Under Currie, that changed rapidly. K-State now operates in the black without any public funding and maintains a healthy reserve fund. Bill Snyder Family Stadium looked like this when Currie was hired. Now it looks like this. K-State’s basketball training facility opened in 2012 and rivals any facility in the country. A rowing center and tennis stadium were built.
All told, more than $210 million in facility improvements were completed with no debt financing. For that, Currie gets no small amount of credit. These facilities were needed badly to compete with peer institutions, and avoiding debt is paramount with an uncertain future surrounding conference affiliation.
But lest we slip into binary judgments here, Currie didn’t conjure the money for these projects from thin air. Conference television payouts are the largest item, and those sums increased significantly in 2011 when the Big 12 became a 10-team league that was paid like a 12-team league. And raising funds from donors is always easier in a winning climate. Starting with the Elite Eight run in 2009-10, K-State’s major sports were no worse than nationally competitive, culminating in the 2012-13 conference-title sweep.
Most of this has already been covered. K-State has maintained NCAA academic progress rate scores sufficient to avoid penalties on Currie’s watch. The department has likewise avoided NCAA penalties of any sort, though they’ve gone a bit too far in the other direction.
Currie’s biggest black mark here in general has been his deference to the Big 12 Conference on sportsmanship issues and high-handed response to student behavior at games. Apologizing to the Big 12 over KU’s delicate sensibilities regarding court storming and band formations was unnecessary. And while certain chants during certain songs directed a certain universities with delicate sensibilities are unnecessary and reflect poorly on the students … they’re students. Currie’s approach was ineffective and condescending.
Returning to our original criteria, let’s evaluate Currie in each area. K-State has won conference titles in three major sports during his tenure. But two were won by inherited coaches and the other by a coach who’s proven less effective than his predecessor in the long run. That hire was a failure as much because of who he ran off as who he hired, and the other hire is a qualified success.
Financially, Currie’s tenure is an unqualified success. But given the nature of revenue in this industry, Currie’s credit for the actual revenue generation is partial. Maintaining a balanced budget and a reserve fund goes in his credit ledger.
And while Currie has maintained a compliant department free of NCAA violations or other scandals, the balance tipped a bit too far in the other direction. The other general items were irritating, but ultimately didn’t affect the overall athletic department significantly.

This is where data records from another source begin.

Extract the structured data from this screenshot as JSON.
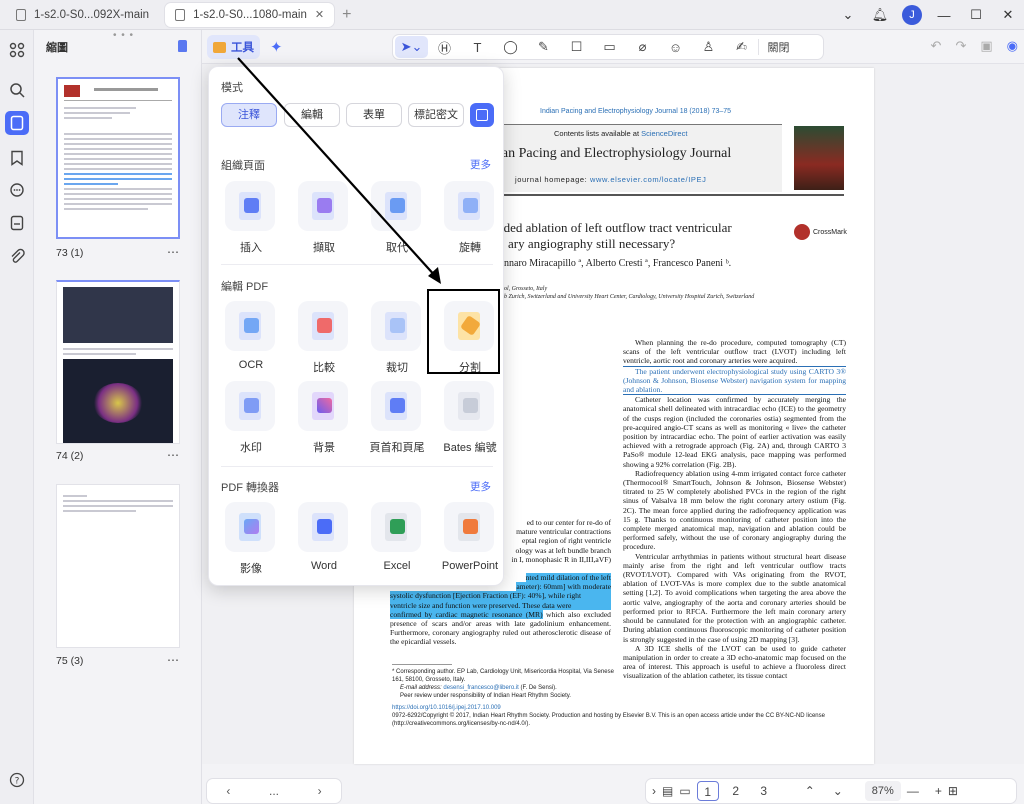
{
  "tabs": [
    {
      "title": "1-s2.0-S0...092X-main"
    },
    {
      "title": "1-s2.0-S0...1080-main"
    }
  ],
  "user": {
    "initial": "J"
  },
  "panel": {
    "title": "縮圖",
    "grip": "• • •"
  },
  "thumbnails": [
    {
      "label": "73 (1)"
    },
    {
      "label": "74 (2)"
    },
    {
      "label": "75 (3)"
    }
  ],
  "toolbar": {
    "tools_label": "工具",
    "close_label": "關閉"
  },
  "popup": {
    "mode_title": "模式",
    "modes": [
      "注釋",
      "編輯",
      "表單",
      "標記密文"
    ],
    "sections": [
      {
        "title": "組織頁面",
        "more": "更多",
        "items": [
          "插入",
          "擷取",
          "取代",
          "旋轉"
        ]
      },
      {
        "title": "編輯 PDF",
        "more": "",
        "items": [
          "OCR",
          "比較",
          "裁切",
          "分割",
          "水印",
          "背景",
          "頁首和頁尾",
          "Bates 編號"
        ]
      },
      {
        "title": "PDF 轉換器",
        "more": "更多",
        "items": [
          "影像",
          "Word",
          "Excel",
          "PowerPoint"
        ]
      }
    ]
  },
  "document": {
    "journal_ref": "Indian Pacing and Electrophysiology Journal 18 (2018) 73–75",
    "contents_prefix": "Contents lists available at ",
    "contents_link": "ScienceDirect",
    "journal_title": "ian Pacing and Electrophysiology Journal",
    "homepage_prefix": "journal homepage: ",
    "homepage_link": "www.elsevier.com/locate/IPEJ",
    "article_title_1": "ided ablation of left outflow tract ventricular",
    "article_title_2": "ary angiography still necessary?",
    "crossmark": "CrossMark",
    "authors": "nnaro Miracapillo ª, Alberto Cresti ª, Francesco Paneni ᵇ.",
    "aff1": "ol, Grosseto, Italy",
    "aff2": "b Zurich, Switzerland and University Heart Center, Cardiology, University Hospital Zurich, Switzerland",
    "right_p1": "When planning the re-do procedure, computed tomography (CT) scans of the left ventricular outflow tract (LVOT) including left ventricle, aortic root and coronary arteries were acquired.",
    "right_p2": "The patient underwent electrophysiological study using CARTO 3® (Johnson & Johnson, Biosense Webster) navigation system for mapping and ablation.",
    "right_p3": "Catheter location was confirmed by accurately merging the anatomical shell delineated with intracardiac echo (ICE) to the geometry of the cusps region (included the coronaries ostia) segmented from the pre-acquired angio-CT scans as well as monitoring « live» the catheter position by intracardiac echo. The point of earlier activation was easily achieved with a retrograde approach (Fig. 2A) and, through CARTO 3 PaSo® module 12-lead EKG analysis, pace mapping was performed showing a 92% correlation (Fig. 2B).",
    "right_p4": "Radiofrequency ablation using 4-mm irrigated contact force catheter (Thermocool® SmartTouch, Johnson & Johnson, Biosense Webster) titrated to 25 W completely abolished PVCs in the region of the right sinus of Valsalva 18 mm below the right coronary artery ostium (Fig. 2C). The mean force applied during the radiofrequency application was 15 g. Thanks to continuous monitoring of catheter position into the complete merged anatomical map, navigation and ablation could be performed safely, without the use of coronary angiography during the procedure.",
    "right_p5": "Ventricular arrhythmias in patients without structural heart disease mainly arise from the right and left ventricular outflow tracts (RVOT/LVOT). Compared with VAs originating from the RVOT, ablation of LVOT-VAs is more complex due to the subtle anatomical setting [1,2]. To avoid complications when targeting the area above the aortic valve, angiography of the aorta and coronary arteries should be performed prior to RFCA. Furthermore the left main coronary artery should be cannulated for the protection with an angiographic catheter. During ablation continuous fluoroscopic monitoring of catheter position is strongly suggested in the case of using 2D mapping [3].",
    "right_p6": "A 3D ICE shells of the LVOT can be used to guide catheter manipulation in order to create a 3D echo-anatomic map focused on the area of interest. This approach is useful to achieve a fluoroless direct visualization of the ablation catheter, its tissue contact",
    "left_frag_1": "ed to our center for re-do of",
    "left_frag_2": "mature ventricular contractions",
    "left_frag_3": "eptal region of right ventricle",
    "left_frag_4": "ology was at left bundle branch",
    "left_frag_5": "in I, monophasic R in II,III,aVF)",
    "left_hl_1": "nted mild dilation of the left",
    "left_hl_2": "ameter): 60mm] with moderate",
    "left_hl_3": "systolic dysfunction [Ejection Fraction (EF): 40%], while right",
    "left_hl_4": "ventricle size and function were preserved. These data were",
    "left_hl_5": "confirmed by cardiac magnetic resonance (MR)",
    "left_after_hl": " which also excluded presence of scars and/or areas with late gadolinium enhancement. Furthermore, coronary angiography ruled out atherosclerotic disease of the epicardial vessels.",
    "footnote_1": "* Corresponding author. EP Lab, Cardiology Unit, Misericordia Hospital, Via Senese 161, 58100, Grosseto, Italy.",
    "footnote_2_prefix": "E-mail address: ",
    "footnote_2_link": "desensi_francesco@libero.it",
    "footnote_2_suffix": " (F. De Sensi).",
    "footnote_3": "Peer review under responsibility of Indian Heart Rhythm Society.",
    "doi": "https://doi.org/10.1016/j.ipej.2017.10.009",
    "copyright": "0972-6292/Copyright © 2017, Indian Heart Rhythm Society. Production and hosting by Elsevier B.V. This is an open access article under the CC BY-NC-ND license (http://creativecommons.org/licenses/by-nc-nd/4.0/)."
  },
  "bottom": {
    "more": "...",
    "pages": [
      "1",
      "2",
      "3"
    ],
    "zoom": "87%"
  },
  "colors": {
    "accent": "#4b6cf7",
    "highlight": "#4ab6ef"
  }
}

Overall, Currie earns a B- from me, with the Martin and Underwood situations causing the biggest downgrade. K-State fans seem mostly happy with his departure, but will do well to remember that an athletic department can be run a lot worse than Currie’s. It was probably time for Currie to go, given the general sense that he’s been looking for a job at a bigger school for a while and the current basketball malaise. But his contributions to K-State athletics were not insignificant.